What’s the most important aspect of any enablement campaign?
In my experience, the whole project hinges on the planning phase.
Admittedly, it can be hard at times to resist the urge to dive right into your project plan. But, it’s crucial to reflect on the good and the bad of past efforts, take the time to nail down what you’re trying to accomplish, consider who is affected, and determine why each aspect matters.
Below are five tangible steps that help serve as the building blocks to the most successful enablement campaigns.
Want to learn how to better optimize your enablement efforts? Join Irina Soriano, Head of Enablement at Seismic and Bryan Naas, Director of Sales Enablement at Lessonly, for 3 Things I Wish I Knew: Lessons Learned About Building Enablement Programs on October 7th at 2 PM EST. Learn more and register here.
1. Focus on the final goal
First thing’s first. You have to start with the end goal in mind. This does not simply mean “get everyone trained by a certain date.” Rather, this is about taking the time to understand what the business expects from the new initiative. For example, will a new product generate $X revenue in the next 24 months? Or, will a new software tool drive Y efficiency, which should lead to Z outcome for the team?
Important considerations: What are we aiming for? What are the hard numbers? Who cares about these results? Who all is involved in seeing the results through? How does it relate to your team’s skill set?
2. Remember your customers
Next, put yourself in the customer’s shoes. It’s easy to put yourself in your employees’ shoes first, but I think it’s important to resist the urge to do so. In reality, if your customers don’t care, then your employees will be frustrated. This is an easy concept when the enablement plan is something customer-facing, like a new product. But, it’s more difficult when it’s an internal project, like new technology or a new process. Either way, it’s important to consider how everything affects your customers and prospects since that’s ultimately who the entire organization serves.
Important considerations: What value does this deliver to our customers? How do we want to portray that value? What will they be skeptical about, and why?
3. Consider your reps
Then, and only then, is it time to put yourself in your reps’ shoes. It’s no doubt that they’re engaging with training and asking themselves, “What’s in it for me?” (Like it or not, we all know this is what they’re thinking). It’s helpful to set expectations at the beginning of training so reps know why they’re receiving that content, how long training will take them to complete, and what they should know about or understand by the end of enablement. This is the ultimate balancing act in delivering relevant information vs. all of the information.
Important considerations: How can we quickly and cleanly deliver information? What will be appropriate FAQs, and how do we address those? What will reps think is unimportant or just too much information? Will they be able to easily find information when they need to refer back to it at a later date?
4. Choose the right delivery methods

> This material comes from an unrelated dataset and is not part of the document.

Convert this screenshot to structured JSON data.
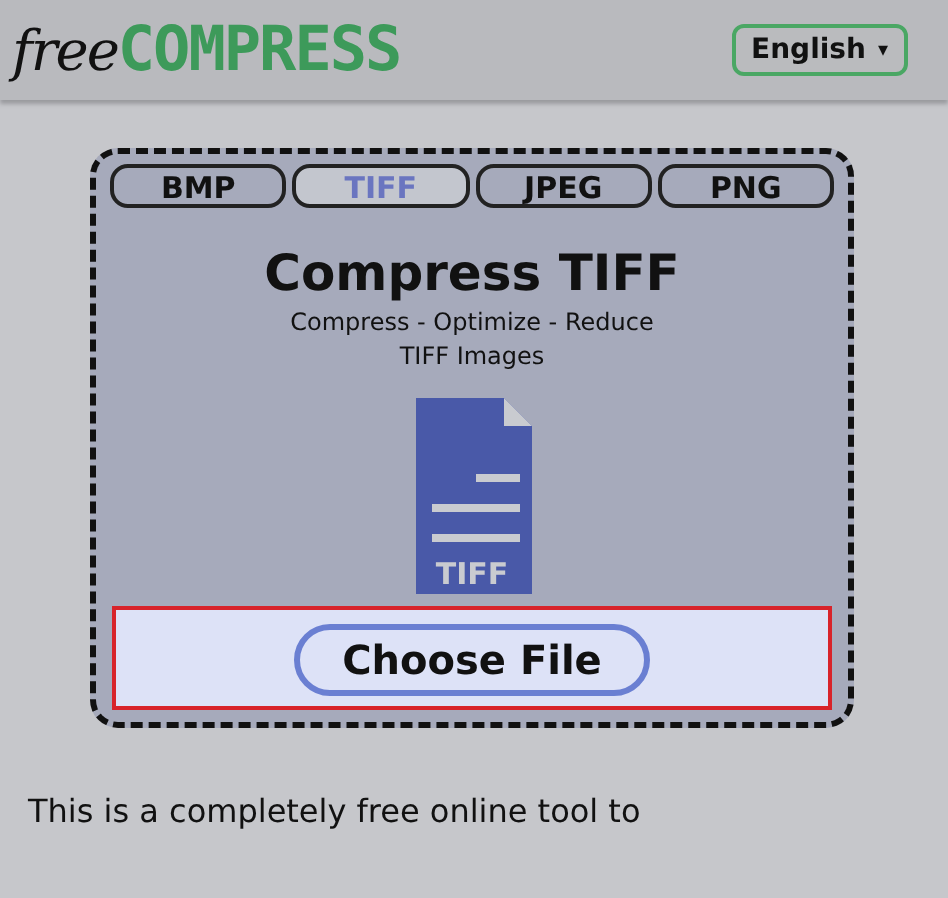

Next, it’s time to determine your content delivery process and cadence. During this time, it’s important to identify what information falls into “nice to know” versus “need to know.” It’s also beneficial to consider how sales manager training looks during this phase. This step has a few components. First, outline the content delivery process you plan to employ.
Important considerations: Do we do a live training session? Do we pair that with online delivery? Does the whole company need training? Are the marketing assets ready? Where will those live?
Then, determine your cadence. Remember, we’re all creatures of habit. So, remaining consistent from one campaign to the next is key. Reps desire uniformity across these campaigns in order to easily digest and compare pieces of information. For example, if you’re launching a new partnership, match your training to the same aspects you did with previous launches. In addition to consistency, another benefit here is saving time. In many cases, you can plug and play with previous material from one campaign to the next!
Important considerations: What have we done with similar campaigns in the past? What should we do differently, if anything? What date are we working back from?
Finally, consider how you and your stakeholders will know the team is enabled and ready for action. The default here are usually quizzes or assessments. Sometimes that’s too much, especially if it’s a super minor change. Sometimes that’s too little, if this is a larger change.
Important considerations: Is attending or taking the training enough? What will we know from quiz results? Is role-play, practice, and feedback necessary or overkill?
5. Identify successes and areas for improvement
And last, but certainly not least, it’s time to track the follow-through. This is when you need to go back to the outcomes. No one doubts this is important, but very few enablement leaders follow this through. In fact, I’ve been guilty of this myself. Beyond seeing if your campaign was a success, you can also learn from what worked and what didn’t. Ideally, you’ll drill into any gaps to improve the next campaign.
Important considerations: If it’s a new product release, see how that product is selling, or how many open deals have the product included. If it’s a new technology you’re rolling out, check out adoption. What lagging and leading indicators should you look at?
As you think through this process, evaluate how you can flex up for larger projects or down for smaller ones. Not only will this ensure consistency, but it will also help guarantee that you focus on the experiences your team needs to do its best work and make the biggest impact on your business.